This morning I was checking my mail when I noticed an invitation to a Fibreculture meeting at University of Sydney on Wednesday.
fibreculture is about critical and speculative interventions in the debate and discussions concerning information technology, the policy that concerns it, the new media for(u)ms it supports and its sustainable deployment towards a more equitable Australia. fibreculture is a forum for the exchange of articles, ideas and arguments on Australian IT policy in a broad, cultural context. ...On the agenda was:
- Help define fibreculture's role in the proposed new peak body: Digital Humanities Australia and Oceania
- Propose ways to make best use of fibreculture's new online infrastructures, including MediaWiki and the Joomla web content management system
- Help liven up the lists (and give feedback on moderation policies)
- Play a role in proposed publication projects: fibreculture print-on-demand book series; collaborations with other publications (ephemera); upcoming editions of fibreculture journal
- Help with fibreculture's possible involvement in an ANAT event on alternate modes of publishing proposed for March (~ Adelaide Festival)
- Conferences: ADHO Paris, AIOR Brisbane, IE2006 Perth?
I find involvement with fibreculture an intensely frustrating but rewarding experience. Fibreculturalists are humanities people who use the Internet. So they talk English and use IT terms, but I still can't understand what they are talking about. Even when I can understand what they are saying I don't know why they are saying it. This is because they speak in humanities-speak and I talk IT geek.
I could get the Wiki to give me the agenda and was late, so was even a little more confused that usual. So here I can say things I wanted to say:
Digital Humanities Australia and Oceania:
Lets provide something useful. As an example, I ran a workshop on the web for South Pacific museums in Samoa a few months ago for the International Council of Museums and UNESCO.
This went okay, but the smaller museums do not have the resources to run their own web sites. So I had an ANU student do a project on how to build a semantic web based system for all the museums of the region.
Propose ways to make best use of fibreculture's new online
When you work that out tell the rest of us. Better still if you can't work it out tell us what the problem is and we can get the IT researchers to work on solving it. There is a lot of money for doing research into online publishing, but little idea on what problems need to be solved.
Help liven up the lists:
Put Google ads on the web site. This will provide enough income to pay the hosting cost of the site. It will also provide lots of entertaining controversy. Each time someone complains there should not be ads about something, the system will see that topic and put up ads about it, further fuleeing the argument. ;-)

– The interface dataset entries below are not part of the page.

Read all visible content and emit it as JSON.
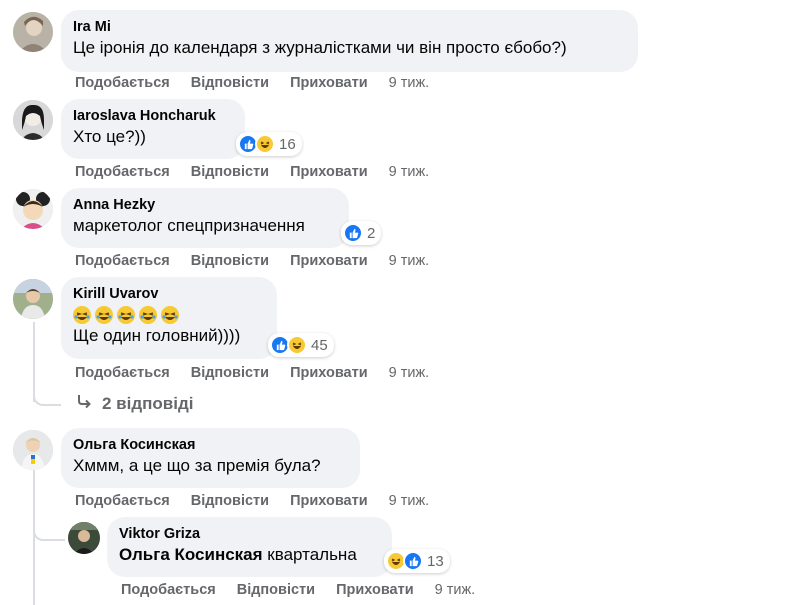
{
  "actions": {
    "like": "Подобається",
    "reply": "Відповісти",
    "hide": "Приховати"
  },
  "comments": [
    {
      "author": "Ira Mi",
      "text": "Це іронія до календаря з журналістками чи він просто єбобо?)",
      "time": "9 тиж."
    },
    {
      "author": "Iaroslava Honcharuk",
      "text": "Хто це?))",
      "time": "9 тиж.",
      "reaction_count": "16"
    },
    {
      "author": "Anna Hezky",
      "text": "маркетолог спецпризначення",
      "time": "9 тиж.",
      "reaction_count": "2"
    },
    {
      "author": "Kirill Uvarov",
      "text": "Ще один головний))))",
      "time": "9 тиж.",
      "reaction_count": "45",
      "replies_label": "2 відповіді"
    },
    {
      "author": "Ольга Косинская",
      "text": "Хммм, а це що за премія була?",
      "time": "9 тиж."
    }
  ],
  "reply": {
    "author": "Viktor Griza",
    "mention": "Ольга Косинская",
    "text": " квартальна",
    "time": "9 тиж.",
    "reaction_count": "13"
  },
  "colors": {
    "bubble": "#f0f2f5",
    "secondary_text": "#65676b",
    "like_blue": "#1877f2",
    "haha_yellow": "#f7c935"
  },
  "icons": [
    "like-icon",
    "haha-icon",
    "reply-arrow-icon"
  ]
}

Play a role in proposed publication projects:
Firberculture could play a role in working out how to do books online without using some sort of Stalinist five year plan approach. How do a group of lossely associated people collaborate on a book? Can you translate a list/blog/Wiki into a book?
At present the Print On Demand services seem to say that once you have produced the book using old fashioned writing and editing processes if you email them the typeset PDF they will print and distribute it. This seems to only address a small part of the process.
If Australian humanities types want the sort of money the e-science people get, they need to come up with projects which sound hi-tech and have a chance of being of economic assistance to the nation. One would be to work out how to do book publishing in Australia, by an adaption of POD. This could be an offshoot of initiatives such as the Australian Partnership for Sustainable Repositories.
That may sound difficult, but a few years ago the Australian Computer Society decided to offer conference proceedings publishing service for Australian IT conferences.
As a result many conferences which would otherwise publish and print their proceedings in the USA are now doing it in Australia. Other conferences which could not afford to publish can now publish. There are now about 50 volumes of proceedings, which are also provided free online.
But there is still much to do with much of the process lacking IT support. Roger Clark pointed out that much of the cost with publishing academic papers is in preparing the content so even a paper-less journal costs money.
The ACS sponsored some work by ANU students to provide some tools for electronic publishing . Some of this may have fed into ARC work.
The Integrated Content Environment (ICE) System from USQ,
is an example of the same ideas applied to educational content. Perhaps Fibreculture can help make sense of all this technology, so we can seamlessly move from a discussion, to research to teaching to publishing.
Conferences: ADHO Paris, AIOR Brisbane, IE2006 Perth
Perhaps Fibreculture can stop these conferences being a closed shop with just people talking to the people they usually talk to.
The meeting made excellent use of technology with the agenda on screen along with some remote participants on audio and video conference. Due to technology limitations we could have only one remote participant at a time. Perhaps Fibreculture should borrow the few dozen Access Grid nodes around Australia for an event. These are lavishly equipped video conference rooms with wall sized high definition screens, hifi sound and gigabit connections. The rooms were bought for big science projects (The Grid), but should be co-opted for the humanities.
It was fun sitting in a room lined with dusty books discussing Moodle Wiki PODs. ;-)
ps: The title "The Other Side of the Creek" refers to the situation at the ANU, where Sullivan's Creek divides the campus. The humanities are on the eastern bank of the creek and the hard sciences on the west bank.